Cloud computing makes sense for plenty of organizations. Lower cost, less time investment, less space required, 24/7 maintenance and support: All of these build the case for cloud computing.
But for nonprofits, there’s a particular benefit to outsourcing infrastructure, whether through Infrastructure as a Service, Platform as a Service or Software as a Service solutions. With fluctuating capacity thanks to shifting needs and come-and-go grant money, nonprofits need an infrastructure that can grow (and shrink) along with their needs. In the best-case scenario, nonprofits need a partner that can support them as they scale up and that can accommodate a dwindling staff and donor base.
Nonprofits are likely aware of the gap between their needs and their reality. Only 68 percent of nonprofits have a security plan in place, according to the 2023 Nonprofit Tech for Good survey.
Here’s why they might want to investigate cloud computing for their infrastructure needs and tips for getting started.
Nonprofits’ Sensitive Work Requires Secure, Stable Tech Infrastructure
Nonprofits work with sensitive data that needs special care, such as information on vulnerable people and private medical and personal information. But the type of data that is most enticing to cybercriminals is donor information.
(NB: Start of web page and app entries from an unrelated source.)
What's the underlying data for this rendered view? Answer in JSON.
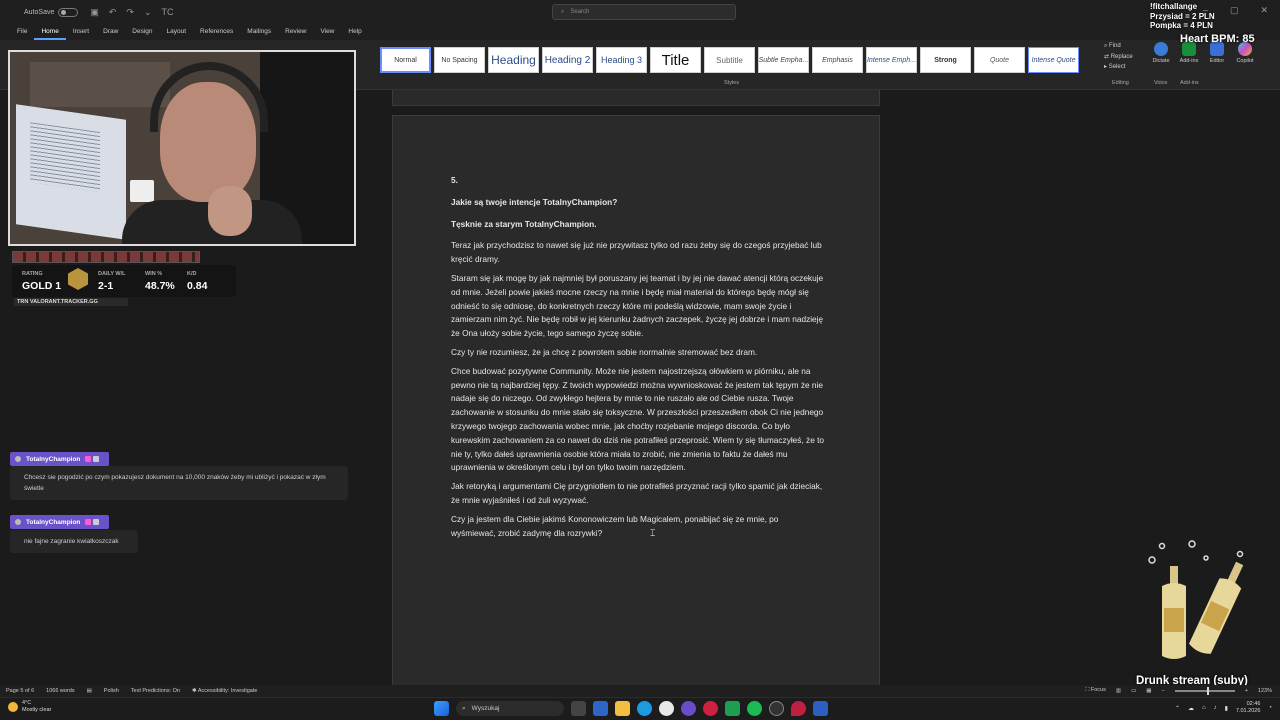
{
  "titlebar": {
    "autosave": "AutoSave",
    "search_placeholder": "Search",
    "quick_access_label": "TC"
  },
  "menu": [
    "File",
    "Home",
    "Insert",
    "Draw",
    "Design",
    "Layout",
    "References",
    "Mailings",
    "Review",
    "View",
    "Help"
  ],
  "ribbon": {
    "styles": [
      "Normal",
      "No Spacing",
      "Heading",
      "Heading 2",
      "Heading 3",
      "Title",
      "Subtitle",
      "Subtle Empha...",
      "Emphasis",
      "Intense Emph...",
      "Strong",
      "Quote",
      "Intense Quote"
    ],
    "styles_label": "Styles",
    "editing": [
      "Find",
      "Replace",
      "Select"
    ],
    "editing_label": "Editing",
    "voice": "Dictate",
    "voice_label": "Voice",
    "addins": [
      "Add-ins",
      "Editor",
      "Copilot"
    ],
    "addins_label": "Add-ins"
  },
  "document": {
    "number": "5.",
    "heading": "Jakie są twoje intencje TotalnyChampion?",
    "subheading": "Tęsknie za starym TotalnyChampion.",
    "paragraphs": [
      "Teraz jak przychodzisz to nawet się już nie przywitasz tylko od razu żeby się do czegoś przyjebać lub kręcić dramy.",
      "Staram się jak mogę by jak najmniej był poruszany jej teamat i by jej nie dawać atencji którą oczekuje od mnie. Jeżeli powie jakieś mocne rzeczy na mnie i będę miał materiał do którego będę mógł się odnieść to się odniosę, do konkretnych rzeczy które mi podeślą widzowie, mam swoje życie i zamierzam nim żyć. Nie będę robił w jej kierunku żadnych zaczepek, życzę jej dobrze i mam nadzieję że Ona ułoży sobie życie, tego samego życzę sobie.",
      "Czy ty nie rozumiesz, że ja chcę z powrotem sobie normalnie stremować bez dram.",
      "Chce budować pozytywne Community. Może nie jestem najostrzejszą ołówkiem w piórniku, ale na pewno nie tą najbardziej tępy. Z twoich wypowiedzi można wywnioskować że jestem tak tępym że nie nadaje się do niczego. Od zwykłego hejtera by mnie to nie ruszało ale od Ciebie rusza. Twoje zachowanie w stosunku do mnie stało się toksyczne. W przeszłości przeszedłem obok Ci nie jednego krzywego twojego zachowania wobec mnie, jak choćby rozjebanie mojego discorda. Co było kurewskim zachowaniem za co nawet do dziś nie potrafiłeś przeprosić.  Wiem ty się tłumaczyłeś, że to nie ty, tylko dałeś uprawnienia osobie która miała to zrobić, nie zmienia to faktu że dałeś mu uprawnienia w określonym celu i był on tylko twoim narzędziem.",
      "Jak retoryką i argumentami Cię przygniotłem to nie potrafiłeś przyznać racji tylko spamić jak dzieciak, że mnie wyjaśniłeś i od żuli wyzywać.",
      "Czy ja jestem dla Ciebie jakimś Kononowiczem lub Magicalem, ponabijać się ze mnie, po wyśmiewać, zrobić zadymę dla rozrywki?"
    ]
  },
  "tracker": {
    "rating_label": "RATING",
    "rating_value": "GOLD 1",
    "daily_label": "DAILY W/L",
    "daily_value": "2-1",
    "win_label": "WIN %",
    "win_value": "48.7%",
    "kd_label": "K/D",
    "kd_value": "0.84",
    "brand": "TRN  VALORANT.TRACKER.GG"
  },
  "chat": [
    {
      "user": "TotalnyChampion",
      "message": "Chcesz sie pogodzić po czym pokazujesz dokument na 10,000 znaków żeby mi ubliżyć i pokazać w złym świetle"
    },
    {
      "user": "TotalnyChampion",
      "message": "nie fajne zagranie kwiatkoszczak"
    }
  ],
  "overlay": {
    "lines": [
      "!fitchallange",
      "Przysiad = 2 PLN",
      "Pompka = 4 PLN"
    ],
    "bpm": "Heart BPM: 85",
    "stream_title": "Drunk stream (suby)"
  },
  "statusbar": {
    "page": "Page 5 of 6",
    "words": "1066 words",
    "language": "Polish",
    "predictions": "Text Predictions: On",
    "accessibility": "Accessibility: Investigate",
    "focus": "Focus",
    "zoom": "123%"
  },
  "taskbar": {
    "temp": "4°C",
    "weather": "Mostly clear",
    "search": "Wyszukaj",
    "time": "02:46",
    "date": "7.01.2026"
  },
  "colors": {
    "accent": "#5aa0ff",
    "twitch_purple": "#6b52c9"
  }
}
Using a cloud-based infrastructure can help nonprofits properly handle that data and mitigate the risks of owning sensitive information. Encryption, multifactor authentication, identity and access management (IAM), firewalls: All of these can increase nonprofits’ confidence that the donors who make them tick won’t be exposed in a data breach.
Relying on the cloud also relieves nonprofits of the burden of upgrading their technology on their own. When frequently strapped nonprofits are left to their own devices to assess and upgrade their tech services, it can mean that IT staffers are left to handle the endeavor on an ad hoc basis, perhaps taking their attention away from mission-critical work.
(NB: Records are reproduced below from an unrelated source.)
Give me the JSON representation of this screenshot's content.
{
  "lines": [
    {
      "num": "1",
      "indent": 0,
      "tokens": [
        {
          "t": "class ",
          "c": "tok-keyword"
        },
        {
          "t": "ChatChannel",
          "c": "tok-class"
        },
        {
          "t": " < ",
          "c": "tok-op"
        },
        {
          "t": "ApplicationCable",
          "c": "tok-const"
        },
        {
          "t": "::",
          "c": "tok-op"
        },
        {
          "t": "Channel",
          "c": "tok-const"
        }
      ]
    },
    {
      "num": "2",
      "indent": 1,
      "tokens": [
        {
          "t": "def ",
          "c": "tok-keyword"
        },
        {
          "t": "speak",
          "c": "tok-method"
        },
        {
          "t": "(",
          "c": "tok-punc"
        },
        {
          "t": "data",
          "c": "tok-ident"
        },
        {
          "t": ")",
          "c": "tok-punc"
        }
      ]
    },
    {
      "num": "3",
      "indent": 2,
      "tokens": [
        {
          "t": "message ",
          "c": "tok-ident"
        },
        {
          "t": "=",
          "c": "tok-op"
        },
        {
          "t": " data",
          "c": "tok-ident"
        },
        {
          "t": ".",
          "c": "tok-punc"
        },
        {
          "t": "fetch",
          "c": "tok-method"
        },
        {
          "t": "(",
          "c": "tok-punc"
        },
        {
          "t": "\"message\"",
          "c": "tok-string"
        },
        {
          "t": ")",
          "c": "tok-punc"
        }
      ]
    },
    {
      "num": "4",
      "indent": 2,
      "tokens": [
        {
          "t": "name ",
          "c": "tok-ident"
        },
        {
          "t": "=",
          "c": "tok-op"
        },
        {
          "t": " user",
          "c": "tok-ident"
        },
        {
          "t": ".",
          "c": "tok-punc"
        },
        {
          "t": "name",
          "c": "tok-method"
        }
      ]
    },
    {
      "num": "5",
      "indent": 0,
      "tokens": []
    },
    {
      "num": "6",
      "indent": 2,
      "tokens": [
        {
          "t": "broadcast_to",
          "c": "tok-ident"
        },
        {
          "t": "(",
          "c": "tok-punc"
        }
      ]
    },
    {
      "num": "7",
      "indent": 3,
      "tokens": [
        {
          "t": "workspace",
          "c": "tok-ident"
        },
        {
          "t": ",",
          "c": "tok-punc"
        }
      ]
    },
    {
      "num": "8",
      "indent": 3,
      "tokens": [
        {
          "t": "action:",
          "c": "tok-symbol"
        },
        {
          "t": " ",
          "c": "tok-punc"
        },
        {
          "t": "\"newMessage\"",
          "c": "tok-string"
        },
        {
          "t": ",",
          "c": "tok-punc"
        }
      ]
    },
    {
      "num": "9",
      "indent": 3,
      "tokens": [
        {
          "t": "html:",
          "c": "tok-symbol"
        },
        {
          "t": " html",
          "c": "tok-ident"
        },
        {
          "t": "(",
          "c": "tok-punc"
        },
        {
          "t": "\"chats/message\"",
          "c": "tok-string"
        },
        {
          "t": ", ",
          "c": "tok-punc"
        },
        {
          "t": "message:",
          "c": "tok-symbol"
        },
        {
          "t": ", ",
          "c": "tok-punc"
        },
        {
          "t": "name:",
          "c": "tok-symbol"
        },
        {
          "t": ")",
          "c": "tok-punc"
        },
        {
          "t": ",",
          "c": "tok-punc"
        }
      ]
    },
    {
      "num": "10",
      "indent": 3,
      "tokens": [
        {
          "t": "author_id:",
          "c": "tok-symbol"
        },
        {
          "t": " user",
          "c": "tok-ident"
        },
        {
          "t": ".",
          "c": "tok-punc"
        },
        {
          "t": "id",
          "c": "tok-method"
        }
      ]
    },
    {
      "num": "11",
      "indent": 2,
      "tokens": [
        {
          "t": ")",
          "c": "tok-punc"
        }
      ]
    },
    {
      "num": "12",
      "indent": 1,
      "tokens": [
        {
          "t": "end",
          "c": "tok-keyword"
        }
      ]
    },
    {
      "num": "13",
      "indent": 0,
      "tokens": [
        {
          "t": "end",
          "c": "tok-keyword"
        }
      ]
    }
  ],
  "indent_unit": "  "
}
DISCOVER: IT solutions and services for your nonprofit.
An outsourced, cloud-based infrastructure provider eliminates the need for managing data center hardware. Cloud systems are updated regularly, enabling real-time updates instead of the costly downtime and user confusion endemic to in-house updates.
That said, as tech nonprofit NTEN points out, going to the cloud isn’t entirely risk-free. Organizations must count on their providers, must continue to manage the data stored on cloud-based networks and must maintain correct security configurations. But the benefits of outsourcing IT infrastructure remain bountiful: In addition to being secure and stable, it can be more cost-effective, more flexible, more stable and more helpful for regulation compliance than in-house solutions.
EXPLORE: Learn how to streamline your nonprofit solutions with cloud-based data.
What Nonprofits Should Do First When Moving to the Cloud
Step No. 1 will put all the other steps into perspective: Find a partner that has experience working with nonprofits.
The actual services may be the same between a cloud provider that hasn’t worked with nonprofits and one that has; you may get the same level of security, similar user interfaces or the same IAM solution. But when you choose a provider that’s versed in the unique needs of nonprofits, you’re opening yourself up to a partnership, not a vendorship.
The right cloud provider will know what customization to offer nonprofits, be aware of the sensitivities involved with 501(c)(3) work and understand the role tech plays in operations. It will understand the nuances of working with both staff and board to gain stakeholder buy-in, which is critical.
Many individual firms also understand the importance of nonprofit support and adjust their offerings accordingly. Operations such as Microsoft's Azure cloud offer free training and discounts. Microsoft offers discounts on application suites and business intelligence tools; Google’s solutions include a no-cost Workplace tier. And Amazon Web Services also offers cloud services for nonprofits.
Regardless of the solution your nonprofit pursues, one guiding vision can help land you in the right place: a partnership that allows you to do the work your nonprofit exists to do in this world.